Not surprisingly, a strong family identity also helps children develop a strong and healthy self-identity. Knowing what makes their family unique — traditions, values, and ways of relating to one another — gives children a clear starting point for discovering their own place in the world. Studies have shown that kids who identify with their family’s values tend to be less promiscuous and face less risk of drug and alcohol abuse.
I’m a big fan of parents who make the effort to build a strong family identity. But, how is it done? Here are three principles that (I believe) are critical to the process:
- Be present.
Children regard your presence in their lives as a sign of care and connectedness. Families who eat meals together, play together, and build traditions together thrive. Your presence matters! Does your family eat together at least four times a week? If so, there is a greater chance your kids will perform better in school and be less likely to exhibit negative behavior.
- Celebrate everything!
Don’t miss a single chance to celebrate your family. You can celebrate birthdays, graduations, and other rites of passage, but don’t miss out on celebrating life’s smaller occasions, such as Little League victories, learned skills, and school achievements.
- Talk about faith.
For some families, spiritual discussions are easier said than done. But, having faith conversations with your kids helps to build your family identity. They also help your kids build strong convictions, as they get older.

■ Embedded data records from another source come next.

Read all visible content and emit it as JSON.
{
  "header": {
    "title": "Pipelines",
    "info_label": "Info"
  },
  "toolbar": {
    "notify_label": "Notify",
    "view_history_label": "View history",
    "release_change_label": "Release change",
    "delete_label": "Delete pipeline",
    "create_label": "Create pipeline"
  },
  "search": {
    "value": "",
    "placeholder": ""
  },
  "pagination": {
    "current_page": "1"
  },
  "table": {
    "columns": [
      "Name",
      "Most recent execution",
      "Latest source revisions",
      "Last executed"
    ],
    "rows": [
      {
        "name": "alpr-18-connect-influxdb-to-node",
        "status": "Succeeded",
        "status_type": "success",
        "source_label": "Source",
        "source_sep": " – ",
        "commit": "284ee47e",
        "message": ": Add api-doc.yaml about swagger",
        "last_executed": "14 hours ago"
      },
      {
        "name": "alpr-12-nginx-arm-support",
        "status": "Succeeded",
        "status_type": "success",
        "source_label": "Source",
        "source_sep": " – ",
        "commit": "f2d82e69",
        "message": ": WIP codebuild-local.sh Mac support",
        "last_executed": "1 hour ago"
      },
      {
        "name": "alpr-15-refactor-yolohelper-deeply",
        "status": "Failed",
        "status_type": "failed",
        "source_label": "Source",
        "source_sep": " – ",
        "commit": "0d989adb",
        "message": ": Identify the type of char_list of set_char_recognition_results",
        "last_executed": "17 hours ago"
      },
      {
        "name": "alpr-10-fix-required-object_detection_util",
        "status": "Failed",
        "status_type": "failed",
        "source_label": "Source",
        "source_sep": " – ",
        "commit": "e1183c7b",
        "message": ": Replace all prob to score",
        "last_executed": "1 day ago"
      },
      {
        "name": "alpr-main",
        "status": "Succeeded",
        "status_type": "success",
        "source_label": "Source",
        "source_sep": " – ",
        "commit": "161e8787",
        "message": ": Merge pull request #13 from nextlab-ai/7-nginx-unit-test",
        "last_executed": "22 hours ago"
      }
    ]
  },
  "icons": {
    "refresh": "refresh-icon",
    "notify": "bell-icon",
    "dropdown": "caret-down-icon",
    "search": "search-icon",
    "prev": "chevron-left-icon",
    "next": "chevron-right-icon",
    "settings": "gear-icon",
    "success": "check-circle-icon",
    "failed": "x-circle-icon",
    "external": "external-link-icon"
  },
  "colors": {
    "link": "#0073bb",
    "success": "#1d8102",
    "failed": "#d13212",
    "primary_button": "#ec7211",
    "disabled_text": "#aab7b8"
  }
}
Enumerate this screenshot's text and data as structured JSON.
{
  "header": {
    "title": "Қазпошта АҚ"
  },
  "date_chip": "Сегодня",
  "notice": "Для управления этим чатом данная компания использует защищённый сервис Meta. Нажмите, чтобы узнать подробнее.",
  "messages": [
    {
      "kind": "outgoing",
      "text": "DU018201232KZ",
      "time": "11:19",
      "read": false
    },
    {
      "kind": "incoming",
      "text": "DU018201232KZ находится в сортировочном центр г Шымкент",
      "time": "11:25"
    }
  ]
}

When you regularly expose your kids to God’s truth, it can, as a friend of mine says, “help them develop a sweet tooth for Jesus.” And, that’s something far better than buying your kids frozen yogurt.